(Madison, Georgia – January 5, 2014)
A combination of crossing design and protective system errors led to the death of a Newton County, GA semi-truck driver Sunday evening when his truck tractor, with no trailer attached, became stuck at the dangerous, unguarded and questionably-designed crossing of Double Bridges Road and CSX railroad tracks in Morgan County, GA, near Madison, GA.
Richard “Rick” Furry, 49, was attempting to exit his stuck vehicle from a culvert at the crossing of Double Bridges Road, which first parallels the CSX tracks, then takes a 90 degree turn and narrows to a single lane to cross the tracks and then almost immediately intersects with the Dixie Highway, which parallels CSX tracks on the opposite side.
The victim was attempting to extricate his stuck vehicle as the train crew saw blasts of smoke coming from the tractor’s exhaust pipes moments before their train, traveling at 42 mph on 50 mph maximum allowable speed track, struck the truck tractor, killing the victim. Georgia State Patrol troopers investigating the tragedy were obviously given immediate access to the locomotive’s event recorder and nose video camera, as evidence from such items was used in the GSP’s accident report.

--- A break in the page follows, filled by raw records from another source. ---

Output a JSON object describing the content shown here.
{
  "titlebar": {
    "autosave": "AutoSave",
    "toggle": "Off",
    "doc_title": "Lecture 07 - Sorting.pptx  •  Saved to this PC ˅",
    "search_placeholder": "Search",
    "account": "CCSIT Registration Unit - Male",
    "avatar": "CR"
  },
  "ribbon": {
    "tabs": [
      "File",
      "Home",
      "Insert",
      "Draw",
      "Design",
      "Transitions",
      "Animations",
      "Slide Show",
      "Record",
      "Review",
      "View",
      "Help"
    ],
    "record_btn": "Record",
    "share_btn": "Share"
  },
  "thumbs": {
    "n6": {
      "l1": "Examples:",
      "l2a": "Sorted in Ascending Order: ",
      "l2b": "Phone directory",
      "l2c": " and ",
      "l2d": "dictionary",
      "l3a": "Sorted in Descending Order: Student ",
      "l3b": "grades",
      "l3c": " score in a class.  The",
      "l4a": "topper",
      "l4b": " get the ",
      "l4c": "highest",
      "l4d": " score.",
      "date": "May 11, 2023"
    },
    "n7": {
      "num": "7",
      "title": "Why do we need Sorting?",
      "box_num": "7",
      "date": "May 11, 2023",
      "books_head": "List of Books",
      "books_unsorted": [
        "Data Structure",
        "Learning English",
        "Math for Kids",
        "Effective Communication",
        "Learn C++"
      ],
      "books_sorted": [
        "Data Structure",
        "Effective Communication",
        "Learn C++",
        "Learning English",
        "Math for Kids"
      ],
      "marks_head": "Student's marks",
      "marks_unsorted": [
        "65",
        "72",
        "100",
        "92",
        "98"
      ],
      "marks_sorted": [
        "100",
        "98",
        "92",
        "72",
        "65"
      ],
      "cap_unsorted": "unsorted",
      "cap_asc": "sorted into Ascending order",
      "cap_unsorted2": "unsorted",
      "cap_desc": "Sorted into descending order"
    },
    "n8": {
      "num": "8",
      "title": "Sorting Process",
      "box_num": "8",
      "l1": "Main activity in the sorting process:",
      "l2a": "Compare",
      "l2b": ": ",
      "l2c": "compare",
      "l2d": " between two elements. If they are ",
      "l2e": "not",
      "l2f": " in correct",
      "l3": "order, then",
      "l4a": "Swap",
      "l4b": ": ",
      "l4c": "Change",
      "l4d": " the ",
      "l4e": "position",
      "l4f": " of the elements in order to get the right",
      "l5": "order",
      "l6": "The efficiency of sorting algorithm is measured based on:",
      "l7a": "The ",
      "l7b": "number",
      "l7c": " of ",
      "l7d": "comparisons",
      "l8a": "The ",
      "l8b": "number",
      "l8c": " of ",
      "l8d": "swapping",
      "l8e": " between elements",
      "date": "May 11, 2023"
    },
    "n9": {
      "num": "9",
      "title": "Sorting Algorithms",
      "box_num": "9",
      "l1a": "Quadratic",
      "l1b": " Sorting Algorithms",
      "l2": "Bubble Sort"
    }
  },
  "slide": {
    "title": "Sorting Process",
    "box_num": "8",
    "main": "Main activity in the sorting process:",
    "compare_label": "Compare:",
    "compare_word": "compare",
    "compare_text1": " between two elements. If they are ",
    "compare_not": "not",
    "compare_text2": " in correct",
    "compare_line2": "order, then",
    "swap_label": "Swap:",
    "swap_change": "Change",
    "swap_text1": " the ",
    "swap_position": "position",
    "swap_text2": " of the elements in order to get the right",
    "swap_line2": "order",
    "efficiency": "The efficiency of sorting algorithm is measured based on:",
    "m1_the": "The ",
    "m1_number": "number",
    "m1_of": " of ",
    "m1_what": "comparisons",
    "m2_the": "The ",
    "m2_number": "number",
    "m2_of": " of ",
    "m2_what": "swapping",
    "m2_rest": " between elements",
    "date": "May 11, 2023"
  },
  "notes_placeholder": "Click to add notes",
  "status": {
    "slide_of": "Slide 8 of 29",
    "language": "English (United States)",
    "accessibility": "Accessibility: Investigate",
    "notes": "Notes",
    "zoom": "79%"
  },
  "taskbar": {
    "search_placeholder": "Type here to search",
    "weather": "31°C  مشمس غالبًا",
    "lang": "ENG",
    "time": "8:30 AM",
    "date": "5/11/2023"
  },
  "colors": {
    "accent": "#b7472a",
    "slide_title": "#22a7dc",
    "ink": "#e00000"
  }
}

The Double Bridges Road/CSX crossing has no active protective system such as flashing lights, bells and crossing gates, depending instead upon passive railroad cross-buck and highway “stop” signage, devices which cannot possibly give warning of approaching trains. It is virtually certain that lights and gates would have prevented this incident. Both CSX and Operation Lifesaver know lights and gates are the most effective type of protection at railroad crossings. Studies that have been conducted over fifty years ago confirm that lights and gates offer the ability to drastically reduce the number of vehicle/train accidents by as much as 96%.